**Exercise objective:**
Below are records; how many of their lines hold the string "Logs"? Reply with nothing but the number.

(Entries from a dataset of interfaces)
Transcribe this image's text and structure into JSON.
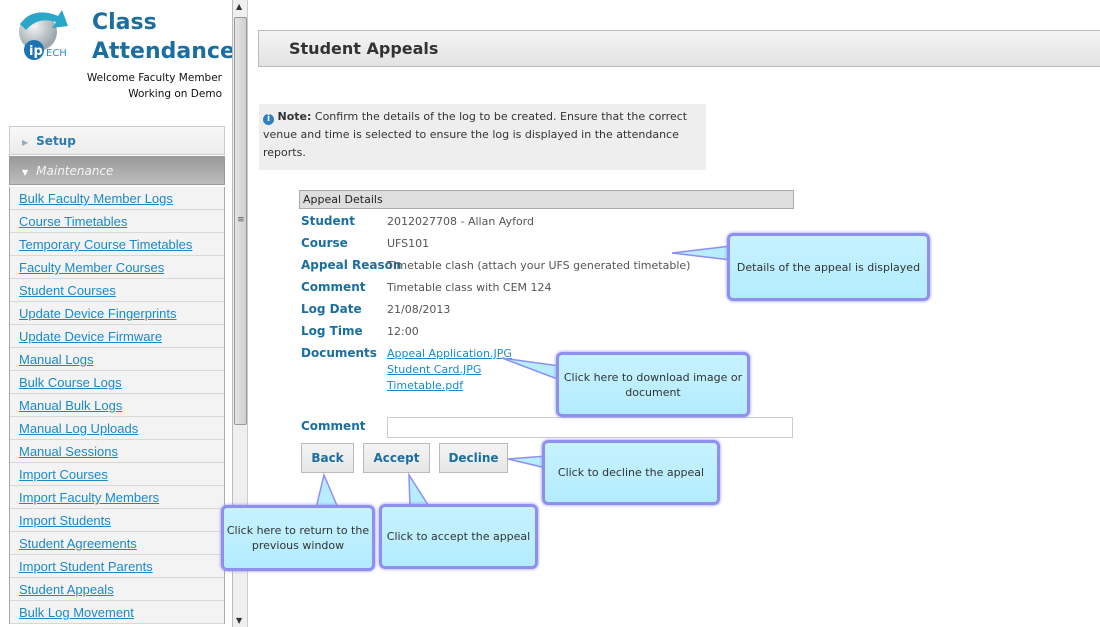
{
  "app": {
    "title_line1": "Class",
    "title_line2": "Attendance",
    "logo_text": "ECH",
    "welcome": "Welcome Faculty Member",
    "working_on": "Working on Demo"
  },
  "sidebar": {
    "sections": [
      {
        "label": "Setup",
        "expanded": false
      },
      {
        "label": "Maintenance",
        "expanded": true
      }
    ],
    "items": [
      "Bulk Faculty Member Logs",
      "Course Timetables",
      "Temporary Course Timetables",
      "Faculty Member Courses",
      "Student Courses",
      "Update Device Fingerprints",
      "Update Device Firmware",
      "Manual Logs",
      "Bulk Course Logs",
      "Manual Bulk Logs",
      "Manual Log Uploads",
      "Manual Sessions",
      "Import Courses",
      "Import Faculty Members",
      "Import Students",
      "Student Agreements",
      "Import Student Parents",
      "Student Appeals",
      "Bulk Log Movement"
    ]
  },
  "page": {
    "title": "Student Appeals",
    "note_label": "Note:",
    "note_text": " Confirm the details of the log to be created. Ensure that the correct venue and time is selected to ensure the log is displayed in the attendance reports."
  },
  "details": {
    "header": "Appeal Details",
    "student_label": "Student",
    "student": "2012027708 - Allan Ayford",
    "course_label": "Course",
    "course": "UFS101",
    "reason_label": "Appeal Reason",
    "reason": "Timetable clash (attach your UFS generated timetable)",
    "comment_label": "Comment",
    "comment": "Timetable class with CEM 124",
    "log_date_label": "Log Date",
    "log_date": "21/08/2013",
    "log_time_label": "Log Time",
    "log_time": "12:00",
    "documents_label": "Documents",
    "documents": [
      "Appeal Application.JPG",
      "Student Card.JPG",
      "Timetable.pdf"
    ]
  },
  "form": {
    "comment_label": "Comment",
    "comment_value": "",
    "back_label": "Back",
    "accept_label": "Accept",
    "decline_label": "Decline"
  },
  "callouts": {
    "details": "Details of the appeal is displayed",
    "download": "Click here to download image or document",
    "decline": "Click to decline the appeal",
    "back": "Click here to return to the previous window",
    "accept": "Click to accept the appeal"
  }
}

**Answer for this exercise:**
4